“Skate on gut feeling...and have fun with it”: An interview with Julien Cudot
The FISE World Series Roller World Cup this year was full of insane moves and daring feats, sending the crowds into a wild frenzy. One man who found himself doing this more than anyone was Julien Cudot - the 2017 champion. We caught up with the Flying Frenchman to find out how he got into Roller and the secrets behind his aggressive skating style.
When did you first get into Roller?
I was around 7 or 8 years old. I tried a lot of sports as a kid - football, judo, basketball, tennis, swimming, but never went further than the first lesson. Then I asked my parents if I could try skating.
My mom took me to Roller Park Avenue - the biggest skate park in Europe based in the suburbs of Paris. It was the worst day of my life – I kept falling over. I then asked my father one year later to bring me back there and I started to feel fine on my skates and haven’t stopped since.
You are 2017 Roller Freestyle Park World Cup winner. What was the FISE World Series like for you this year?
It was sick. Since Roller was at three stops this year there is much more entertainment for everyone. But you need to be completely focused - you can’t miss a step if you want to get in the top 3. Some of my friends who are skaters came back to compete this year and tied with me (I’ll name Romain Godenaire). The courses were very different and bigger this yeah. I’m praying there will be more steps next year to take Roller to a whole new level.
Where is your favourite place to skate?
Roller Park Avenue still in my heart, as is “Les Boudins” in Bercy.
You have a very aggressive and daring skating style. How did this come about?
I think it’s because I learnt the basics in skate parks and on vert ramps. I also did trampolining and cliff diving whilst I was very young - so I was pretty comfortable in the air doing spins and flips. Plus, when my local skate park closed, I had to skate in other skate parks and on the street, taking on rails and ledges.
When I was small, I competed in competitions against big pros and some of my heroes, so I had to do obstacles, which were normal size for anyone, but big for me.
Having friends and spending time with people like Stephane Alfano make you realize that you can do a lot of things you only dared to think were possible, just because of the standards we set in our minds.
One of the highlights of this year’s series was your huge front clip onto the top of the drop-in ramp in Budapest. Talk us through what went through your head before you did the trick and afterwards.
I thought a lot about it! I joked to Romain [Godenaire] when we arrived on the course for the first day, “imagine doing a front flip up there.” For my 2nd run of the semi-final I did a 360 up there and I was sure it was possible to do a front-flip.

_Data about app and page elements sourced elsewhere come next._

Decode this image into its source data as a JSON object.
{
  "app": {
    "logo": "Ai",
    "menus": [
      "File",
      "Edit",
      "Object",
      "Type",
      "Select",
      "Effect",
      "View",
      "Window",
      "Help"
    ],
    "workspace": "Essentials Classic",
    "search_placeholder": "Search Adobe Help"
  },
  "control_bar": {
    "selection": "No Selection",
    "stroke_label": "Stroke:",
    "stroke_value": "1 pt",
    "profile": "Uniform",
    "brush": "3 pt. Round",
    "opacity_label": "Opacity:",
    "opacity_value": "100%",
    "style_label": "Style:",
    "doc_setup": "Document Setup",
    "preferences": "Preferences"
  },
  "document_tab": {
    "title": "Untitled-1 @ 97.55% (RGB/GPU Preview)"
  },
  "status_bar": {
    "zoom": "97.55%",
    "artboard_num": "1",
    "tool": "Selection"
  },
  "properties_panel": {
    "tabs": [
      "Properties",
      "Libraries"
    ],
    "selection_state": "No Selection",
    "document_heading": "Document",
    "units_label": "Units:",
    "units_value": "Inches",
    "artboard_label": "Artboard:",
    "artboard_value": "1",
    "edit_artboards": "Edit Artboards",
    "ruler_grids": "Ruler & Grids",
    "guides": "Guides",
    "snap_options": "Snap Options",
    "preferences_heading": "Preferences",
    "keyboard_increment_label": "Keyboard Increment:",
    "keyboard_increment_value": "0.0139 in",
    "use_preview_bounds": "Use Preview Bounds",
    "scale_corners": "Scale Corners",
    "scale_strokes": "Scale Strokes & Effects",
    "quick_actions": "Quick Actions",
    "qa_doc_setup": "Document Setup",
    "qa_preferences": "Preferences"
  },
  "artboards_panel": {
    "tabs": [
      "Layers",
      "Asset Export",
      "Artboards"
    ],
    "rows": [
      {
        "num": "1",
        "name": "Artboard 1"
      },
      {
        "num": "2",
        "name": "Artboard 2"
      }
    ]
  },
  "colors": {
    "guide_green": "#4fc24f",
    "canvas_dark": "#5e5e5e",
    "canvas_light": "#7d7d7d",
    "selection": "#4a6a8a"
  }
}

My ankle still was not perfect and even though I was sure it was doable, it would be the first trick of my run and could have screwed up my whole run if I failed, but I really wanted to do it!
I started my run with a bomb (I had to make one of the judges move to do it) and afterwards I just thought “I landed it!” I dabbed and then dropped in to keep my run going. It was the best feeling run ever, and achieved against all expectations.
You have built a reputation for being a top park skater. Does your approach differ between skating in a park contest and skating in a street contest?
I didn’t enter many skate street contests – I think my approach is different because I learnt in skate park where it feels more natural to me. I still take time to do some street skating, but it depends on the kind of spot. I just enjoying shouting to my friends and other skaters like a good groupie.
What do you see in the future of Roller?
I think people outside rollerblading will pay more and more attention to aggressive inline because it’s getting more entertaining. Even if we are not the first extreme sport on the list, we’re on it and what we do is sick.
I hope for more competitions like FISE World Series so people can see this, whether it is at other festivals or shows.
I’d like it to be seen as a more professional sport with more involvement from sponsors and more coverage – I believe it will happen one day!
What advice would you give to aspiring roller athletes?
Just skate as much as you can - wherever you want, whenever you want. Let your skills come naturally. Skate on gut feeling - not your head or your heart, and have fun with it. If what you’re doing feels right – go with it.